He knew Flora and me. She should have listened. Every cop in the city rocked the streets. Each wanted a collar that could set him up for a higher rank. The bomber had hit hard. Ten industrial buildings, strip mall, a closed public pool. Only a matter of time before someone other than a security guard was killed by the blast.

“Let me see your arms, Summer.” My name always sounded so harsh when a cop trashed it.

“I’m clean.”

“And I’m Kojack.”

Before the sleeve of my leather jacket reached my elbow, a distant cop yelled something official-sounding, and vice took off running back toward the sedan. I was left alone under a circle of white raining down from a streetlight.

I bolted a few blocks over. I hit dead-center into a hairy guy in a dark jumpsuit. His body jerked involuntarily, and his work boot knocked into a silver, half-opened case set against the brick apartment building. I blinked a millisecond to rid the tear smarting, and my vision narrowed to one thing, his hand dropping the cigarette butt and grabbing me by the throat. There were no mysteries, no walls hiding us from the world. His throat pulsated against my head. He wasn’t sucking air between his teeth. He lost track as the next second clipped by. I heard a cutting scream from an opened window two flights up, and then the weakened boom done right that could have secured his reputation.

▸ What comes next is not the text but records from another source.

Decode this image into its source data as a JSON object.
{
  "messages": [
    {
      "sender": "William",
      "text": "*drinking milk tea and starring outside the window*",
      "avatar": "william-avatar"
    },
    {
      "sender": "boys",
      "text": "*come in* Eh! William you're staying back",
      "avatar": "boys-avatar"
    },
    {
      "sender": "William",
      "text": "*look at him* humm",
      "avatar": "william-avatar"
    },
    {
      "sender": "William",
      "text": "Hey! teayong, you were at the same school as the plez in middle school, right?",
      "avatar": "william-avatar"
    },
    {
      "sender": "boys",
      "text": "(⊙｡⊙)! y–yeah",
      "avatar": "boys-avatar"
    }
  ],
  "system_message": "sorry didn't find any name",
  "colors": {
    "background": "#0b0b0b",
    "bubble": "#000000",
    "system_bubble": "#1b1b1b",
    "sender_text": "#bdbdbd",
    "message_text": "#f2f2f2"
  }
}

Only I had changed both our lives just by being there.

Thrown to the sidewalk, I marveled at the thunder rumbling and the apartment dwellers above the quivering light raying ethereal through the smoke. I was not surprised at the momentary gilded stairway jutting skyward. But I did startle when a bronze lord under the far fixed stars scooped me up. I had never known anything except lies, suicide notes, razors and my shitty childhood.

My mom believed in no more.

Had I not been so stunned in photographic memory of a time when Mom and I held each other tight, I would have recognized the face above me not as God but as vice. His shaven head blazed, his eyes with punchy determination were the same ones that had stared Flora and me down when tricking. In the midst of a botched bombing and successful capture, “Kojack” smiled sympathetically, knowing that to have winners, there must be losers.   

Nikki Palomino is the author of the Dazed series (The Story of a Grunge Rocker). Her writing has been featured in L.A. Examiner, Houston Chronicle, and more. Named Best Genre Short Story Writer of 2003 by Writer's Digest, Palomino is also a rock journalist for Punk Globe Magazine and the host of Nikki Palomino's DAZED on